Clean elections bill seeks to curb 'big money' contributions for candidates
Lawmakers will see a 'clean elections' proposal next week, at the start of the state legislative session.
Clean elections are often used to increase eligibility for public campaign financing. That's when private campaign donations can be matched with public taxpayer money for use by candidates who follow specific rules and guidelines.
The hope is that this would allow candidates to compete in elections without relying solely on private donations.
The bill, which will be introduced by state Sen. Karl Rhoads, is a model that was used in county council races on Hawaiʻi Island in 2010 and 2012, as well as in Maine and Connecticut.

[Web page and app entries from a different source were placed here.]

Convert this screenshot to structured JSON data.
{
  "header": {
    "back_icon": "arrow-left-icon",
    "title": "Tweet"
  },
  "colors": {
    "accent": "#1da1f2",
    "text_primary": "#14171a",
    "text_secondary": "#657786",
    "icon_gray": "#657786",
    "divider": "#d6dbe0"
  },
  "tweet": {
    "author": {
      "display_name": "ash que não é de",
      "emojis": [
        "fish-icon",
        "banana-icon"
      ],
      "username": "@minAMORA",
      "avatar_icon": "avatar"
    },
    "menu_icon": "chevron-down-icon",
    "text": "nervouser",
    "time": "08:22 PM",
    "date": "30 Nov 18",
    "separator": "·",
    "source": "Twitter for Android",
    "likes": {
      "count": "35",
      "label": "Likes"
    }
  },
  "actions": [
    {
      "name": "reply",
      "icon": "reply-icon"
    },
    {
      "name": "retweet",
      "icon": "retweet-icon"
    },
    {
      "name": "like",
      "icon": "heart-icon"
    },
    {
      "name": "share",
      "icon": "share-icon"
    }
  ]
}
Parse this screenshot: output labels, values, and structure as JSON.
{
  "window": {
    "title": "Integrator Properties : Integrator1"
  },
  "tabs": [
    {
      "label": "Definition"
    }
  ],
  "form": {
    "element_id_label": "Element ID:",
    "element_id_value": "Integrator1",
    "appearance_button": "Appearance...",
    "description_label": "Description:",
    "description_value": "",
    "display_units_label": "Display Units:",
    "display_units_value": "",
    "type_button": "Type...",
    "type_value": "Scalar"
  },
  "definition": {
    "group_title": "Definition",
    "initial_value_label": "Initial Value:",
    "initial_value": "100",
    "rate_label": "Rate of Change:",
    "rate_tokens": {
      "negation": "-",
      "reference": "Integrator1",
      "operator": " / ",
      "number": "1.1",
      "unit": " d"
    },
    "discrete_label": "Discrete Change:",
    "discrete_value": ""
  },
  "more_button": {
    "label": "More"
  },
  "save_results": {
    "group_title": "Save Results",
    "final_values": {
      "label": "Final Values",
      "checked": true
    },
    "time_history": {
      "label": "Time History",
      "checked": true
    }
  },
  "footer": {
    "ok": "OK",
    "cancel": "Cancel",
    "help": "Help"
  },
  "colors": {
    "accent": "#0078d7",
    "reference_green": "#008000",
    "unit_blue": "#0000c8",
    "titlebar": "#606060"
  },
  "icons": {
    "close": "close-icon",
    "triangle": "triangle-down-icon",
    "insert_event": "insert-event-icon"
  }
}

Rhoads said Monday that the proposal will be much more comprehensive than the current partial public finance system.
"This is important to combat private, big money contributions that pour into campaigns," Rhoads said. "Publicly funded elections are in voters best interests."
"Political career should be completely dependent on voters, not special interest money," he said.
The Commission to Improve Standards of Conduct was formed last year following the corruption scandals of former state Sen. J. Kalani English and state Rep. T.J. Cullen. They have issued recommendations and draft legislation that are set to be introduced this session.
Rhoads said more needs to be done.
"None of [the bills and recommendations] really get to the heart of the matter, which is the large sums of special interest money that currently pour into campaigns," Rhoads said.
A statewide clean elections bill died in conference committee in 2013.
Under this proposed bill, which will likely see several amendments as it makes its way through this year's state legislative session, would require a race-specified number of qualifying donations to receive public funds.
For example, a candidate for the state House would need 100 $5 donations before being able to receive $50,000 in public funds. In a race for governor, a candidate would need 6,250 qualifying donations to unlock $2.5 million.
Advocates for the bill say the model would cost taxpayers less than $25 million annually.